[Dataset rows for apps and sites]
*** Begin section ***

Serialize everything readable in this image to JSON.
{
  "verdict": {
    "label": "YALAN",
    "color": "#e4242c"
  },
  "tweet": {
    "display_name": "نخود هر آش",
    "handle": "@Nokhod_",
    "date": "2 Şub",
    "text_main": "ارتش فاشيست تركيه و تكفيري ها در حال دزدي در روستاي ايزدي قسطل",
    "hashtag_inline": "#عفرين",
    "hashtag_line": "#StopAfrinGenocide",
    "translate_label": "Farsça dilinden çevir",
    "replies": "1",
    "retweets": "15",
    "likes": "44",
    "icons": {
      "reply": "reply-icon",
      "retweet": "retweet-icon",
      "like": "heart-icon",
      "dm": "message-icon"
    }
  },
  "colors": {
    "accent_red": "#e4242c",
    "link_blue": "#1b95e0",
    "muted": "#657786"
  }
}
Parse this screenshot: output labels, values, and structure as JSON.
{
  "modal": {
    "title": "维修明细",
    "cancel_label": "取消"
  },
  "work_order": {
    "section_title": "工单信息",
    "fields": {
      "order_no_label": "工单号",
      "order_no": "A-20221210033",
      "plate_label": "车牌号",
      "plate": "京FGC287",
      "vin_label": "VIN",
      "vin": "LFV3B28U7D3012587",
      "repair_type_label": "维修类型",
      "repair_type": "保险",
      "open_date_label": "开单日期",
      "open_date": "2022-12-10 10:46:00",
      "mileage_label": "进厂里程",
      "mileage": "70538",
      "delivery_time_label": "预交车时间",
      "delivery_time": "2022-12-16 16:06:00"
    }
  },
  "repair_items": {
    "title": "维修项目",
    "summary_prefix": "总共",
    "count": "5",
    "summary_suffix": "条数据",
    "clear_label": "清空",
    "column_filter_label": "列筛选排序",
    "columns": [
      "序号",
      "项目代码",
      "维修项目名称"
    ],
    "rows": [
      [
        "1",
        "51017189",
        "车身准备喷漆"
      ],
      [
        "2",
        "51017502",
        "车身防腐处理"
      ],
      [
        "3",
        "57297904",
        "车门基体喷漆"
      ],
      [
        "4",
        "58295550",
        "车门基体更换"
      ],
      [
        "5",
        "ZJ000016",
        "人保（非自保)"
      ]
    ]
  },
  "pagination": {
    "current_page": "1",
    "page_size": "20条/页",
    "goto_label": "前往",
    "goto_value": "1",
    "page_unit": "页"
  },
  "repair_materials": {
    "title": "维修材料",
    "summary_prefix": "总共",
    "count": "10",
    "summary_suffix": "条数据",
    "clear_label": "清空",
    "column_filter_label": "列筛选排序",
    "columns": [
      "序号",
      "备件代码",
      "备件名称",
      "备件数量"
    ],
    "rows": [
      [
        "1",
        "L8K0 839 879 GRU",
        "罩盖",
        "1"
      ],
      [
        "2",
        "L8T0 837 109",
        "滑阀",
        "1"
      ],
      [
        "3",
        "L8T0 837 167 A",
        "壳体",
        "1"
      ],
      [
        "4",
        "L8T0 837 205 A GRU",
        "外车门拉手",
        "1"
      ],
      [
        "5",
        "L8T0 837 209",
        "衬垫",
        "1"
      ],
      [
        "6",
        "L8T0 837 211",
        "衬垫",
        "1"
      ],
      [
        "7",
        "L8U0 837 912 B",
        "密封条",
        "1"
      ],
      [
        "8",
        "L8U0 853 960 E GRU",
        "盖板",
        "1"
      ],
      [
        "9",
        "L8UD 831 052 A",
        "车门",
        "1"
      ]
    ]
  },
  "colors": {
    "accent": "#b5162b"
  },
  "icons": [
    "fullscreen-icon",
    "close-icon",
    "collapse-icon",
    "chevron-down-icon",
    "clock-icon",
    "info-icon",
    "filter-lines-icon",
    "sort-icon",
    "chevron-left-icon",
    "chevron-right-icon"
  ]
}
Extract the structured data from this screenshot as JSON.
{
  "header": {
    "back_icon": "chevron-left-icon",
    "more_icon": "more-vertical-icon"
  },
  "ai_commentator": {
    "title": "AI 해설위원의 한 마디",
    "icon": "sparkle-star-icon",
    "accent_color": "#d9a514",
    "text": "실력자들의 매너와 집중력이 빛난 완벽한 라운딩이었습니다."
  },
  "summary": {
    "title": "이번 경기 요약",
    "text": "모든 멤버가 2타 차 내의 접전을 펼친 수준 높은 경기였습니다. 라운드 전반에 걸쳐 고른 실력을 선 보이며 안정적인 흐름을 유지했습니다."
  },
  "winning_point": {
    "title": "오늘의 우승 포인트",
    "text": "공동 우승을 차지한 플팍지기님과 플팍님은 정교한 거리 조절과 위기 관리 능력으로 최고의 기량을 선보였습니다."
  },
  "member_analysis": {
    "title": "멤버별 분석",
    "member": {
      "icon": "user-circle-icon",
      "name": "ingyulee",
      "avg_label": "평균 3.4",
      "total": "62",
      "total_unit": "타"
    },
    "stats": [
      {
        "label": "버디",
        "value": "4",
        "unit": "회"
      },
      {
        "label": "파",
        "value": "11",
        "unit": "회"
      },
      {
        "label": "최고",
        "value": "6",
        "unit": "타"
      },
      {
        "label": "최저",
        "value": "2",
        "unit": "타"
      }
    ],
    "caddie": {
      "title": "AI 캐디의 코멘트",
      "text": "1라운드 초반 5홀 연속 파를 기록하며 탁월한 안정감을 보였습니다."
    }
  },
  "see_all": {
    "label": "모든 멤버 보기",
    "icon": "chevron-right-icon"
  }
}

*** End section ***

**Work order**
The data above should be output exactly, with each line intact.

**Answer for the task**
Serialize everything readable in this image to JSON.
{
  "verdict": {
    "label": "YALAN",
    "color": "#e4242c"
  },
  "tweet": {
    "display_name": "نخود هر آش",
    "handle": "@Nokhod_",
    "date": "2 Şub",
    "text_main": "ارتش فاشيست تركيه و تكفيري ها در حال دزدي در روستاي ايزدي قسطل",
    "hashtag_inline": "#عفرين",
    "hashtag_line": "#StopAfrinGenocide",
    "translate_label": "Farsça dilinden çevir",
    "replies": "1",
    "retweets": "15",
    "likes": "44",
    "icons": {
      "reply": "reply-icon",
      "retweet": "retweet-icon",
      "like": "heart-icon",
      "dm": "message-icon"
    }
  },
  "colors": {
    "accent_red": "#e4242c",
    "link_blue": "#1b95e0",
    "muted": "#657786"
  }
}
Parse this screenshot: output labels, values, and structure as JSON.
{
  "modal": {
    "title": "维修明细",
    "cancel_label": "取消"
  },
  "work_order": {
    "section_title": "工单信息",
    "fields": {
      "order_no_label": "工单号",
      "order_no": "A-20221210033",
      "plate_label": "车牌号",
      "plate": "京FGC287",
      "vin_label": "VIN",
      "vin": "LFV3B28U7D3012587",
      "repair_type_label": "维修类型",
      "repair_type": "保险",
      "open_date_label": "开单日期",
      "open_date": "2022-12-10 10:46:00",
      "mileage_label": "进厂里程",
      "mileage": "70538",
      "delivery_time_label": "预交车时间",
      "delivery_time": "2022-12-16 16:06:00"
    }
  },
  "repair_items": {
    "title": "维修项目",
    "summary_prefix": "总共",
    "count": "5",
    "summary_suffix": "条数据",
    "clear_label": "清空",
    "column_filter_label": "列筛选排序",
    "columns": [
      "序号",
      "项目代码",
      "维修项目名称"
    ],
    "rows": [
      [
        "1",
        "51017189",
        "车身准备喷漆"
      ],
      [
        "2",
        "51017502",
        "车身防腐处理"
      ],
      [
        "3",
        "57297904",
        "车门基体喷漆"
      ],
      [
        "4",
        "58295550",
        "车门基体更换"
      ],
      [
        "5",
        "ZJ000016",
        "人保（非自保)"
      ]
    ]
  },
  "pagination": {
    "current_page": "1",
    "page_size": "20条/页",
    "goto_label": "前往",
    "goto_value": "1",
    "page_unit": "页"
  },
  "repair_materials": {
    "title": "维修材料",
    "summary_prefix": "总共",
    "count": "10",
    "summary_suffix": "条数据",
    "clear_label": "清空",
    "column_filter_label": "列筛选排序",
    "columns": [
      "序号",
      "备件代码",
      "备件名称",
      "备件数量"
    ],
    "rows": [
      [
        "1",
        "L8K0 839 879 GRU",
        "罩盖",
        "1"
      ],
      [
        "2",
        "L8T0 837 109",
        "滑阀",
        "1"
      ],
      [
        "3",
        "L8T0 837 167 A",
        "壳体",
        "1"
      ],
      [
        "4",
        "L8T0 837 205 A GRU",
        "外车门拉手",
        "1"
      ],
      [
        "5",
        "L8T0 837 209",
        "衬垫",
        "1"
      ],
      [
        "6",
        "L8T0 837 211",
        "衬垫",
        "1"
      ],
      [
        "7",
        "L8U0 837 912 B",
        "密封条",
        "1"
      ],
      [
        "8",
        "L8U0 853 960 E GRU",
        "盖板",
        "1"
      ],
      [
        "9",
        "L8UD 831 052 A",
        "车门",
        "1"
      ]
    ]
  },
  "colors": {
    "accent": "#b5162b"
  },
  "icons": [
    "fullscreen-icon",
    "close-icon",
    "collapse-icon",
    "chevron-down-icon",
    "clock-icon",
    "info-icon",
    "filter-lines-icon",
    "sort-icon",
    "chevron-left-icon",
    "chevron-right-icon"
  ]
}
Extract the structured data from this screenshot as JSON.
{
  "header": {
    "back_icon": "chevron-left-icon",
    "more_icon": "more-vertical-icon"
  },
  "ai_commentator": {
    "title": "AI 해설위원의 한 마디",
    "icon": "sparkle-star-icon",
    "accent_color": "#d9a514",
    "text": "실력자들의 매너와 집중력이 빛난 완벽한 라운딩이었습니다."
  },
  "summary": {
    "title": "이번 경기 요약",
    "text": "모든 멤버가 2타 차 내의 접전을 펼친 수준 높은 경기였습니다. 라운드 전반에 걸쳐 고른 실력을 선 보이며 안정적인 흐름을 유지했습니다."
  },
  "winning_point": {
    "title": "오늘의 우승 포인트",
    "text": "공동 우승을 차지한 플팍지기님과 플팍님은 정교한 거리 조절과 위기 관리 능력으로 최고의 기량을 선보였습니다."
  },
  "member_analysis": {
    "title": "멤버별 분석",
    "member": {
      "icon": "user-circle-icon",
      "name": "ingyulee",
      "avg_label": "평균 3.4",
      "total": "62",
      "total_unit": "타"
    },
    "stats": [
      {
        "label": "버디",
        "value": "4",
        "unit": "회"
      },
      {
        "label": "파",
        "value": "11",
        "unit": "회"
      },
      {
        "label": "최고",
        "value": "6",
        "unit": "타"
      },
      {
        "label": "최저",
        "value": "2",
        "unit": "타"
      }
    ],
    "caddie": {
      "title": "AI 캐디의 코멘트",
      "text": "1라운드 초반 5홀 연속 파를 기록하며 탁월한 안정감을 보였습니다."
    }
  },
  "see_all": {
    "label": "모든 멤버 보기",
    "icon": "chevron-right-icon"
  }
}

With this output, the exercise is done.